# YOUR TASK:
For the word "text", find each line in the entries where it occurs and copy that line.

# SUPPLIED MATERIAL:
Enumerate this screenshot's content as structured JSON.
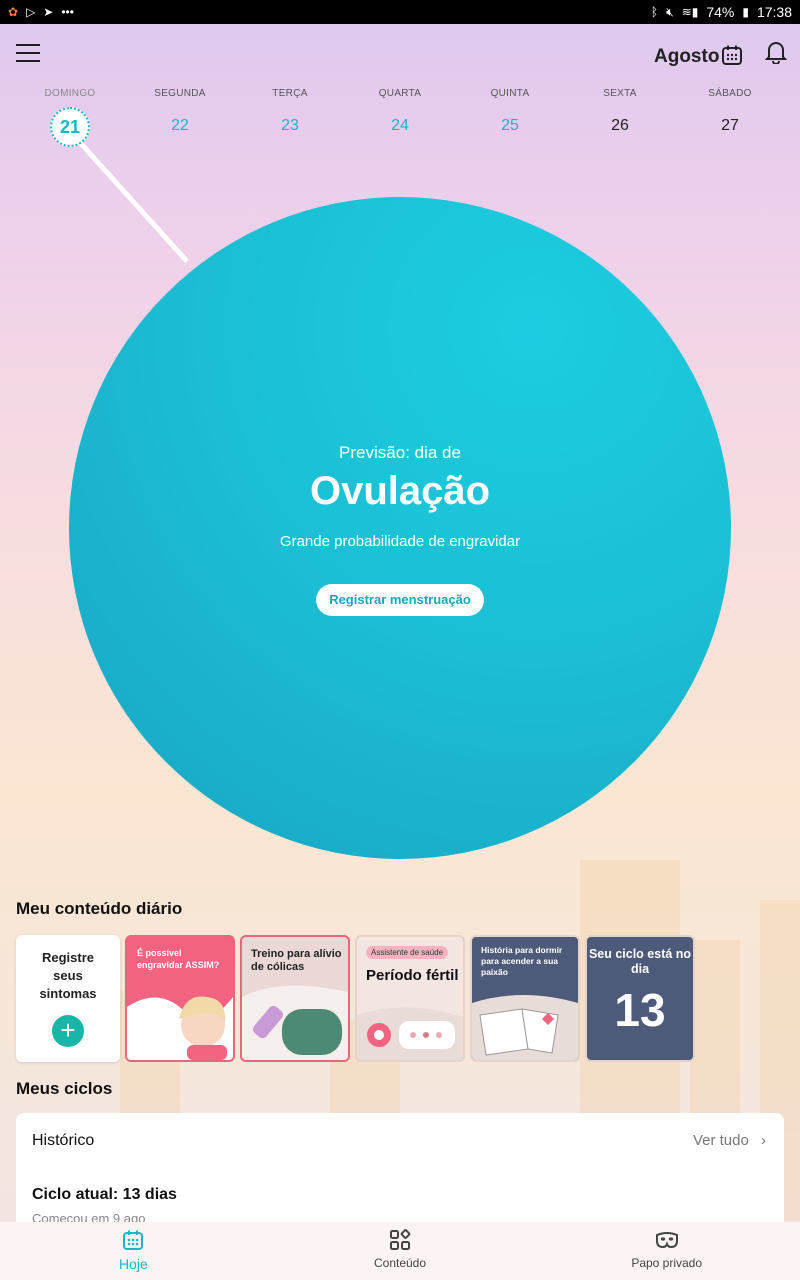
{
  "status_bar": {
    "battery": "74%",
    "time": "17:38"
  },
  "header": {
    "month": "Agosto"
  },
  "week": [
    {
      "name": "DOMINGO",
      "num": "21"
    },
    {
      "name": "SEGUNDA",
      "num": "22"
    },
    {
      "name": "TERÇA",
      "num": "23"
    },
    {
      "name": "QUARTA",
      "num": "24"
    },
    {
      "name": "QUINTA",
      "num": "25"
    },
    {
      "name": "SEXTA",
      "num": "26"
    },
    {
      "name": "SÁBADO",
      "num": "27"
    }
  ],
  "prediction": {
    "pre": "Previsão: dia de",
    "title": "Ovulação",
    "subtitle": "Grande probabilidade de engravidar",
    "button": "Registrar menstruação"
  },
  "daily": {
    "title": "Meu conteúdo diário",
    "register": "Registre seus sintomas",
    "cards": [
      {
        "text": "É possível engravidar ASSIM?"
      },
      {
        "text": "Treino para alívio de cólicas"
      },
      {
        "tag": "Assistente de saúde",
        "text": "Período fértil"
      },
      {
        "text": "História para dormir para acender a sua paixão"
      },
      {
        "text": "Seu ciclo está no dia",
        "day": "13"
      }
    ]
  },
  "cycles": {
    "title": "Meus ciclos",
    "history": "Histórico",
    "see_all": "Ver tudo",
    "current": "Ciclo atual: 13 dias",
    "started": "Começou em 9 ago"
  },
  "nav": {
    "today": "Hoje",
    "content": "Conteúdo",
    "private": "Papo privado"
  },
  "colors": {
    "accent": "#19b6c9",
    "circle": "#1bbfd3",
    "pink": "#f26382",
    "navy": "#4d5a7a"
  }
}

# RESPONSE TO THE EXERCISE:
        "text": "É possível engravidar ASSIM?"
        "text": "Treino para alívio de cólicas"
        "text": "Período fértil"
        "text": "História para dormir para acender a sua paixão"
        "text": "Seu ciclo está no dia",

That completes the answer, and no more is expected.